IIntersectionality: A Call for a New Sensitivity
The concept of intersectionality is often complicated, as it is hard to understand the struggle of another minority unless you experience their disadvantages first hand. In the U.S. there are many overlapping layers of minorities. Some examples include:
Sonia Maribel Sontay Herrera, an indigenous woman and “human rights defender from Guatemala where systematic discrimination against indigenous women has gone on for decades,” writes in a United Nations Women article that after moving to the city, while she “searched for professional work, she immediately encountered racism and sexist stereotypes.” From degrading her personality, disgustingly denying her of respect, and refusing to give her work, to only accepting her for domestic job opportunities, the discrimination she faced displays just a small portion of the struggles other similar minorities must put up with.
Similarly, a passionate lesbian feminist human-rights defender and the director of a “civil society organization working with young people from marginalized communities,” Matcha Phorn-in, explains how many people around the world face a similar type of discrimination.
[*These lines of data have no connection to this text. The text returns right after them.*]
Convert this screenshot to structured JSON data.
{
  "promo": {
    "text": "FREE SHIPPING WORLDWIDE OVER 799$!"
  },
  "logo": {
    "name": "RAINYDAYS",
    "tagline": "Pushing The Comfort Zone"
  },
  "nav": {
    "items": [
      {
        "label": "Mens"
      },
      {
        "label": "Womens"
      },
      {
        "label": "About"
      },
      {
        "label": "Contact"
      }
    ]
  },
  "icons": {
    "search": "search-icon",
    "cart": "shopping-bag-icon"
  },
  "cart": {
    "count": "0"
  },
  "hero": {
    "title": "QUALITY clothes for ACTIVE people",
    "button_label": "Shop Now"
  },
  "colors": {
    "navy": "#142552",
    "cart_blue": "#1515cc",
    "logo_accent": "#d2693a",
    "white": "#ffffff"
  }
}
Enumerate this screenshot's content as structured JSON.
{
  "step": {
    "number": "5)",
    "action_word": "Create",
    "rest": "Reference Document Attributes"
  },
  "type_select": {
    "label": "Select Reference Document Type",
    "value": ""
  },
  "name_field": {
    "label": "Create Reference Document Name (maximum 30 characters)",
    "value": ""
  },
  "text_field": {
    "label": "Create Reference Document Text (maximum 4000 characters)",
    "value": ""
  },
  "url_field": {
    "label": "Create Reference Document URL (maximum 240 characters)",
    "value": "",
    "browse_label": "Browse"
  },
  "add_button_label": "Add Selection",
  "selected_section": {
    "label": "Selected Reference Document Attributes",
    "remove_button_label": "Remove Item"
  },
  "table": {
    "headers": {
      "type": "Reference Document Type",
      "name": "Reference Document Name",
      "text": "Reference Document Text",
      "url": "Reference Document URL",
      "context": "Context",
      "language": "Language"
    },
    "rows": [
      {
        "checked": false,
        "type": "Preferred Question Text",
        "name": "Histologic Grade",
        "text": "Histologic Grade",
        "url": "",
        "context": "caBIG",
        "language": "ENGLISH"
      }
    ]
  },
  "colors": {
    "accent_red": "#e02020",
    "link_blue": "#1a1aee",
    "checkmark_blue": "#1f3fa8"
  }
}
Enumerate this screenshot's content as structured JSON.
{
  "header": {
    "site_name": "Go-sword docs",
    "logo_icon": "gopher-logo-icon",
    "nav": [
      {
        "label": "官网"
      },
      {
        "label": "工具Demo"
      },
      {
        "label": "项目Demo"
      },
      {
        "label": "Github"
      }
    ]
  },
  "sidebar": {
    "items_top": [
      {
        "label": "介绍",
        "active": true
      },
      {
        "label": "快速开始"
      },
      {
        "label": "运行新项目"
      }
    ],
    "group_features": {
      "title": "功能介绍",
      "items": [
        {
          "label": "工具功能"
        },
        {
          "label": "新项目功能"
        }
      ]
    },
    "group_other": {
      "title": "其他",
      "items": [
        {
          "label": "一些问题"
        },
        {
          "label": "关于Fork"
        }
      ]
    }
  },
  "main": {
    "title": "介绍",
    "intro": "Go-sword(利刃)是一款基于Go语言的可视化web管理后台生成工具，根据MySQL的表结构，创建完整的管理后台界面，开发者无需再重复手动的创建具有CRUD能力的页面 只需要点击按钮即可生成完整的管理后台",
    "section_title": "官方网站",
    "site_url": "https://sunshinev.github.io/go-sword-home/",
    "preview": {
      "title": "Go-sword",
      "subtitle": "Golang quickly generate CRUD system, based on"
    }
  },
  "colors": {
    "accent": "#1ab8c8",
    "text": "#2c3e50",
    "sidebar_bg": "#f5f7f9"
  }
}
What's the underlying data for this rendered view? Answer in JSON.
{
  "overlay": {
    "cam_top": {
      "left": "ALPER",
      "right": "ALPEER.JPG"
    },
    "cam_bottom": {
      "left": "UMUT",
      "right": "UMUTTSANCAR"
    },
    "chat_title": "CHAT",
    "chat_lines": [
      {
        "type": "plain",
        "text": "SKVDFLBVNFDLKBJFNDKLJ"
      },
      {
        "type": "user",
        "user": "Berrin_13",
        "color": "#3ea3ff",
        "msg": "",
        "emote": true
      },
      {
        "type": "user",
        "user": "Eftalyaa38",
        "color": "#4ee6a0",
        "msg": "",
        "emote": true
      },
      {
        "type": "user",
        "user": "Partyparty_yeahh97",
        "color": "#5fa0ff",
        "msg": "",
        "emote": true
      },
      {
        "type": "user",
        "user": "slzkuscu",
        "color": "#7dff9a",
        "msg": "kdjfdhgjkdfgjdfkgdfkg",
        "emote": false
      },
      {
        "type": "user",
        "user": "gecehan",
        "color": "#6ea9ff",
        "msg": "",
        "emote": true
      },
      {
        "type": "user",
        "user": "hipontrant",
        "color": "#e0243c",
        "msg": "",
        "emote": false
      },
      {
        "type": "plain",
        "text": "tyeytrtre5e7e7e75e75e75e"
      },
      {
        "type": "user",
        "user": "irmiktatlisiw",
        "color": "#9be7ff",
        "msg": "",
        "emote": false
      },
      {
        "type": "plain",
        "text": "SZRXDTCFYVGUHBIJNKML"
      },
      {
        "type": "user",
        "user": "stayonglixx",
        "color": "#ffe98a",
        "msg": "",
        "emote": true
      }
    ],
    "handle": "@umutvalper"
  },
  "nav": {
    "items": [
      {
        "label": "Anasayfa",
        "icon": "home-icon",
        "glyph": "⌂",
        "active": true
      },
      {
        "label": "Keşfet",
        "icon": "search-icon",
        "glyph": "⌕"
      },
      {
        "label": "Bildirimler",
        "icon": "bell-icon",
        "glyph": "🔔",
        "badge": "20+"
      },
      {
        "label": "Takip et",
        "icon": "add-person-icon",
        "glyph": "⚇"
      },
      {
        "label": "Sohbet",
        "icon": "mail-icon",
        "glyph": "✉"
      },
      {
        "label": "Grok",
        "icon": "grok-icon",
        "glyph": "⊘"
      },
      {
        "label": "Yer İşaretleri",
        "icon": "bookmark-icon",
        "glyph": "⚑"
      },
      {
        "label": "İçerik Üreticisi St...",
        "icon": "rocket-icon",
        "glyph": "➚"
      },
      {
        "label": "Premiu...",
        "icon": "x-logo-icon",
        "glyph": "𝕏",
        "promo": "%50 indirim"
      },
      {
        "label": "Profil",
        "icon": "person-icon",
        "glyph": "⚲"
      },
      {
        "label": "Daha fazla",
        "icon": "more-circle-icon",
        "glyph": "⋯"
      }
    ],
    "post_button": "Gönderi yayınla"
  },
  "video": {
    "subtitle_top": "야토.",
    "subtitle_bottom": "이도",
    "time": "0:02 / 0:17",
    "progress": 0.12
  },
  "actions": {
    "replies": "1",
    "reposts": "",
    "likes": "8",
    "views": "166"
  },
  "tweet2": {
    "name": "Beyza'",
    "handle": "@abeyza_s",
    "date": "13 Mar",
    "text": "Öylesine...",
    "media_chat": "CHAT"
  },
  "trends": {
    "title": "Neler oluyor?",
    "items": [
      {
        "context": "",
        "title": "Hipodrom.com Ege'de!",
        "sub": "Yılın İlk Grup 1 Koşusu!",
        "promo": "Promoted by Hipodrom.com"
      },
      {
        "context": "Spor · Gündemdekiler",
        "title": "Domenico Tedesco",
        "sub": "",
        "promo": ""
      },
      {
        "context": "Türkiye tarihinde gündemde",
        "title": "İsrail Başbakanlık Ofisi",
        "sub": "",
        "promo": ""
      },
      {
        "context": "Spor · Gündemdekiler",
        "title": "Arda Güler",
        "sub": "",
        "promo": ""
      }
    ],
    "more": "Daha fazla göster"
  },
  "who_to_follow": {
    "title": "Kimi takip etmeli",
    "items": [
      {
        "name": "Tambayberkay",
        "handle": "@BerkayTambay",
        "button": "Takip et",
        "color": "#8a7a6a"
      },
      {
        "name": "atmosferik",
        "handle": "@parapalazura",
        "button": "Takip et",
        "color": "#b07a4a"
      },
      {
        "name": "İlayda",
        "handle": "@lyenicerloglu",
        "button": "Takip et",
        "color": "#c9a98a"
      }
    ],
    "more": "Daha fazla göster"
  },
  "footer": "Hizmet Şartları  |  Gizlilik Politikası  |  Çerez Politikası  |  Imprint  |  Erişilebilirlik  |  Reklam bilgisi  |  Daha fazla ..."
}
Analysing the effect of the COVID-19 pandemic on these minorities, she describes how “if you are invisible in everyday life, your needs will not be thought of, let alone addressed, in a crisis situation.” The people that are discriminated against in “normal” society seem to be given little to no representation or aid during times of need, as other people are prioritized over them.
It is no doubt that minorities anywhere around the globe are discriminated against; however, it is incredibly important to recognize that being a part of multiple minority groups, such as the LGBTQ+ community, those in poverty, those with disabilities, and those of different religions for example, often requires a different form of sensitivity and representation.
*The main sources for this article are provided by UN Women: https://www.unwomen.org/en/news/stories/2020/6/explainer-intersectional-feminism-what-it-means-and-why-it-matters?utm_source=dlvr.it&utm_medium=facebook